■ **TASK STATEMENT**: Type out the data again. Keep every line exactly the same.

Data about app and page elements:
========================================================================

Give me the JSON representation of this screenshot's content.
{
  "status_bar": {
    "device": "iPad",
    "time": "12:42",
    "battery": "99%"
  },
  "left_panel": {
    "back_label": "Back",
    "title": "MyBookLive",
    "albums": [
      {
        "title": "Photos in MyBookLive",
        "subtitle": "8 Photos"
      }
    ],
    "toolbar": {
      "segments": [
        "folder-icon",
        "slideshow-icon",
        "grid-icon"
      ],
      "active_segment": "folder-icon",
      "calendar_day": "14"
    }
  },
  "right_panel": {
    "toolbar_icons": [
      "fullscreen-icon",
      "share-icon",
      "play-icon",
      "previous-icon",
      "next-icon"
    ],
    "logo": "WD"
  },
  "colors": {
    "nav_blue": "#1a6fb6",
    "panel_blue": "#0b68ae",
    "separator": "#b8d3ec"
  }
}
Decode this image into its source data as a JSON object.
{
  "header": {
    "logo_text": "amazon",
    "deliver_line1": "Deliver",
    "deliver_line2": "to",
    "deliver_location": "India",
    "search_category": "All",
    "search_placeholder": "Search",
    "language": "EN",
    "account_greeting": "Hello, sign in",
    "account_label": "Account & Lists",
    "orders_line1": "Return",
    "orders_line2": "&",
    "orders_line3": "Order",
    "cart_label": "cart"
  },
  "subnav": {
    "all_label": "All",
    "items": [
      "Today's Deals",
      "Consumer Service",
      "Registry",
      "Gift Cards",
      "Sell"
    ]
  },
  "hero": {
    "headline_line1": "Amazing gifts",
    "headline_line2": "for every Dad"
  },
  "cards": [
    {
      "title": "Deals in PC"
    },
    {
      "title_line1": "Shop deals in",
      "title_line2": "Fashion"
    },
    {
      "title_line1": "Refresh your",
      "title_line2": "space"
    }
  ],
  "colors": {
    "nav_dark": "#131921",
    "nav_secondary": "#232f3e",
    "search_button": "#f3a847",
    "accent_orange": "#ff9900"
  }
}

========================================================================

■ **EXERCISE ANSWER**:
Give me the JSON representation of this screenshot's content.
{
  "status_bar": {
    "device": "iPad",
    "time": "12:42",
    "battery": "99%"
  },
  "left_panel": {
    "back_label": "Back",
    "title": "MyBookLive",
    "albums": [
      {
        "title": "Photos in MyBookLive",
        "subtitle": "8 Photos"
      }
    ],
    "toolbar": {
      "segments": [
        "folder-icon",
        "slideshow-icon",
        "grid-icon"
      ],
      "active_segment": "folder-icon",
      "calendar_day": "14"
    }
  },
  "right_panel": {
    "toolbar_icons": [
      "fullscreen-icon",
      "share-icon",
      "play-icon",
      "previous-icon",
      "next-icon"
    ],
    "logo": "WD"
  },
  "colors": {
    "nav_blue": "#1a6fb6",
    "panel_blue": "#0b68ae",
    "separator": "#b8d3ec"
  }
}
Decode this image into its source data as a JSON object.
{
  "header": {
    "logo_text": "amazon",
    "deliver_line1": "Deliver",
    "deliver_line2": "to",
    "deliver_location": "India",
    "search_category": "All",
    "search_placeholder": "Search",
    "language": "EN",
    "account_greeting": "Hello, sign in",
    "account_label": "Account & Lists",
    "orders_line1": "Return",
    "orders_line2": "&",
    "orders_line3": "Order",
    "cart_label": "cart"
  },
  "subnav": {
    "all_label": "All",
    "items": [
      "Today's Deals",
      "Consumer Service",
      "Registry",
      "Gift Cards",
      "Sell"
    ]
  },
  "hero": {
    "headline_line1": "Amazing gifts",
    "headline_line2": "for every Dad"
  },
  "cards": [
    {
      "title": "Deals in PC"
    },
    {
      "title_line1": "Shop deals in",
      "title_line2": "Fashion"
    },
    {
      "title_line1": "Refresh your",
      "title_line2": "space"
    }
  ],
  "colors": {
    "nav_dark": "#131921",
    "nav_secondary": "#232f3e",
    "search_button": "#f3a847",
    "accent_orange": "#ff9900"
  }
}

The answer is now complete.